In Literary Women 1976, (67), 71 Ellen Moers writes the following interesting observation about Jane Austen's works
All of Jane Austen's opening paragraphs, and the best of her first sentences, have money in them; this may be the first obviously feminine thing about her novels, for money and its making were characteristically female rather than male subjects in English fiction. . .
Far from negative criticism, Moers offers that Austen's treatment of money as an important part of a woman's chances in society is actually Austen's way to voice her social outcry against the inequality of social rights for women. An early feminist, Austen does not openly shout out in angst against the unfair role of women within society, but she denotes in her novels, with strong detail, that money is, quite clearly and realistically, the ticket to buy their way into it. This is not a bad connotation about women but a realistic account of how the changing times continued to leave women behind during Austen's time.
The female characters upon which Austen bases her characters are women of her own time and place. This being said, it is safe to assume that her characters have experienced the same social changes that Austen, herself, experienced as a young and adult woman. Concisely, her female characters have presumably witnessed the kingdom of (mad) King George III, the following Regency of the Prince of Wales, the effects of the American Revolution, the shock of the French Revolution, the Napoleonic wars, and the paradigm shifts of the Industrial Revolution along with the influx of the ideas of the Enlightenment period, such as "common sense" and questioning the system.
All these social changes, however, had mainly men, not women, as their epicenters.
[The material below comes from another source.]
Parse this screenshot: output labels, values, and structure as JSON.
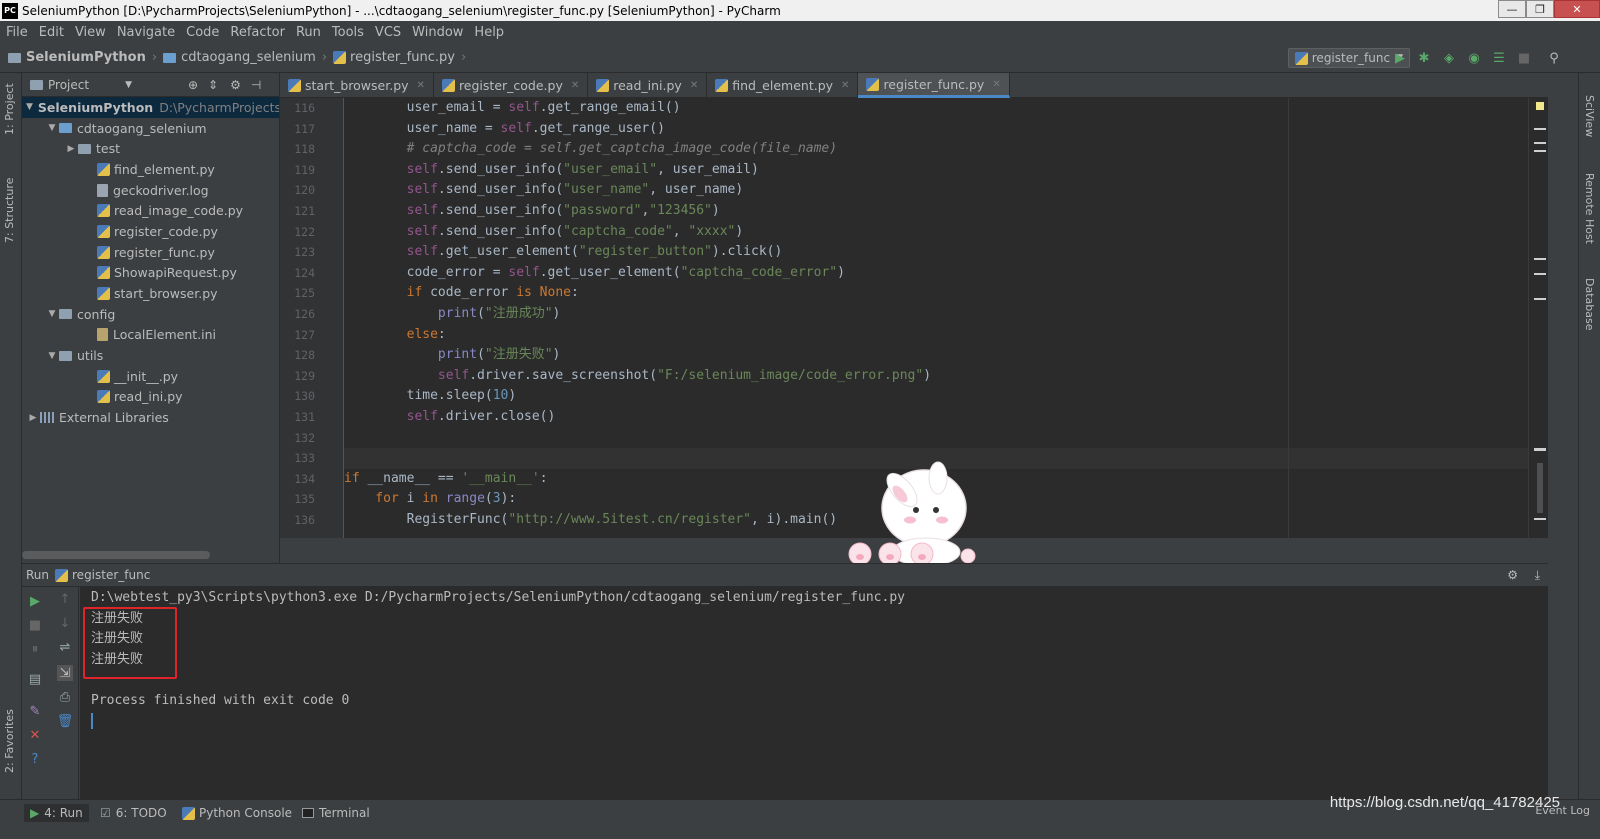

Men continued to experience changes and the opportunities that changes brought with them. Contrastingly, women continued to be left behind socially, emotionally, and physically, due to the consistent advent of wars and battles.
Hence, what else was left for women, but the unique social opportunity of marrying well, and having some rights of their own through a good marriage? This shows how the importance of money in the lives of Regency women was, unfortunately, quite evident. Jane Austen points this out, not to put out her characters as money-hungry young ladies, but as ladies who understand where they stand. As a result, hoping for a good marriage is the only way that women of limited means could ever hoped to obtain the simple benefits of comfort and, in some cases, even joy.
This latter statement is evident when Moers concludes
What I am suggesting is that Austen's realism in the matter of money was in her case an essentially female phenomenon, the result of her deep concern with the quality of a woman's life in marriage.
If you take many of Jane Austen's heroines especially in Emma and Pride and Prejudice we see the heroines are more concerned towards money, family ranks and social status.
Elizabeth in Pride and Prejudice can be considered as a woman who is matured but she is attracted to Darcy mainly because of the money. If we take the very opening sentence of the novel this fact can be clearly seen. In the case of Emma, the heroine is toomuch interested in money and social customs.